THE PROBLEM:
All entries must be given again exactly as written.

(Recorded data)
▬▬▬▬▬▬▬▬▬▬

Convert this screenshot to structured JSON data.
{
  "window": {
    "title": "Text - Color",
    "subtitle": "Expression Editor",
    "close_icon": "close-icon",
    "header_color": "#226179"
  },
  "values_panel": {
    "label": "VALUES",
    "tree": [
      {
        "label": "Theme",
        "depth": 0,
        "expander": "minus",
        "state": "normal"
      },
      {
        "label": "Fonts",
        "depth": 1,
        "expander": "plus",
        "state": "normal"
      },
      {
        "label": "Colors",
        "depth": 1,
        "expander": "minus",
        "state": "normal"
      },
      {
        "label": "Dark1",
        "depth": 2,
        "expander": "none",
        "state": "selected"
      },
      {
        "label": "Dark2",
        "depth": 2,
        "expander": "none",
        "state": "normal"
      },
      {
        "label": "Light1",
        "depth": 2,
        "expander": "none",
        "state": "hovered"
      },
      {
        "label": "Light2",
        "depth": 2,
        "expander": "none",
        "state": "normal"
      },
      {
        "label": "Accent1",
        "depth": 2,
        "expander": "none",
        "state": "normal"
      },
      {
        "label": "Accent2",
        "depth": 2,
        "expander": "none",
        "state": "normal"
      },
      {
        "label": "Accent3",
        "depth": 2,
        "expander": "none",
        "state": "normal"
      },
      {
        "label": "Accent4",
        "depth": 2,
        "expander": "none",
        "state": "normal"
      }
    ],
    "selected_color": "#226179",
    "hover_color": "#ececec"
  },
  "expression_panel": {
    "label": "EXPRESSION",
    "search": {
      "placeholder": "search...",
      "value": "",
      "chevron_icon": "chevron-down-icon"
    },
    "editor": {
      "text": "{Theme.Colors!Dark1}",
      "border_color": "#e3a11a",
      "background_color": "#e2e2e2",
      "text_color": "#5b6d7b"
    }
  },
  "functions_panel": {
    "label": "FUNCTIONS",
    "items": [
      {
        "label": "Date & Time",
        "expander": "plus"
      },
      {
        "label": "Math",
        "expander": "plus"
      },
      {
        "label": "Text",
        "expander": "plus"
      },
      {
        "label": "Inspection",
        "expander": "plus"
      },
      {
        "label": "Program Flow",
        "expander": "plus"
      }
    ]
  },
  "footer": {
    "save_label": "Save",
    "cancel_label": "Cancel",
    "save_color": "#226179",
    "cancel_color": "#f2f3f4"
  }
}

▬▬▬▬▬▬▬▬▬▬

EXERCISE SOLUTION:
Convert this screenshot to structured JSON data.
{
  "window": {
    "title": "Text - Color",
    "subtitle": "Expression Editor",
    "close_icon": "close-icon",
    "header_color": "#226179"
  },
  "values_panel": {
    "label": "VALUES",
    "tree": [
      {
        "label": "Theme",
        "depth": 0,
        "expander": "minus",
        "state": "normal"
      },
      {
        "label": "Fonts",
        "depth": 1,
        "expander": "plus",
        "state": "normal"
      },
      {
        "label": "Colors",
        "depth": 1,
        "expander": "minus",
        "state": "normal"
      },
      {
        "label": "Dark1",
        "depth": 2,
        "expander": "none",
        "state": "selected"
      },
      {
        "label": "Dark2",
        "depth": 2,
        "expander": "none",
        "state": "normal"
      },
      {
        "label": "Light1",
        "depth": 2,
        "expander": "none",
        "state": "hovered"
      },
      {
        "label": "Light2",
        "depth": 2,
        "expander": "none",
        "state": "normal"
      },
      {
        "label": "Accent1",
        "depth": 2,
        "expander": "none",
        "state": "normal"
      },
      {
        "label": "Accent2",
        "depth": 2,
        "expander": "none",
        "state": "normal"
      },
      {
        "label": "Accent3",
        "depth": 2,
        "expander": "none",
        "state": "normal"
      },
      {
        "label": "Accent4",
        "depth": 2,
        "expander": "none",
        "state": "normal"
      }
    ],
    "selected_color": "#226179",
    "hover_color": "#ececec"
  },
  "expression_panel": {
    "label": "EXPRESSION",
    "search": {
      "placeholder": "search...",
      "value": "",
      "chevron_icon": "chevron-down-icon"
    },
    "editor": {
      "text": "{Theme.Colors!Dark1}",
      "border_color": "#e3a11a",
      "background_color": "#e2e2e2",
      "text_color": "#5b6d7b"
    }
  },
  "functions_panel": {
    "label": "FUNCTIONS",
    "items": [
      {
        "label": "Date & Time",
        "expander": "plus"
      },
      {
        "label": "Math",
        "expander": "plus"
      },
      {
        "label": "Text",
        "expander": "plus"
      },
      {
        "label": "Inspection",
        "expander": "plus"
      },
      {
        "label": "Program Flow",
        "expander": "plus"
      }
    ]
  },
  "footer": {
    "save_label": "Save",
    "cancel_label": "Cancel",
    "save_color": "#226179",
    "cancel_color": "#f2f3f4"
  }
}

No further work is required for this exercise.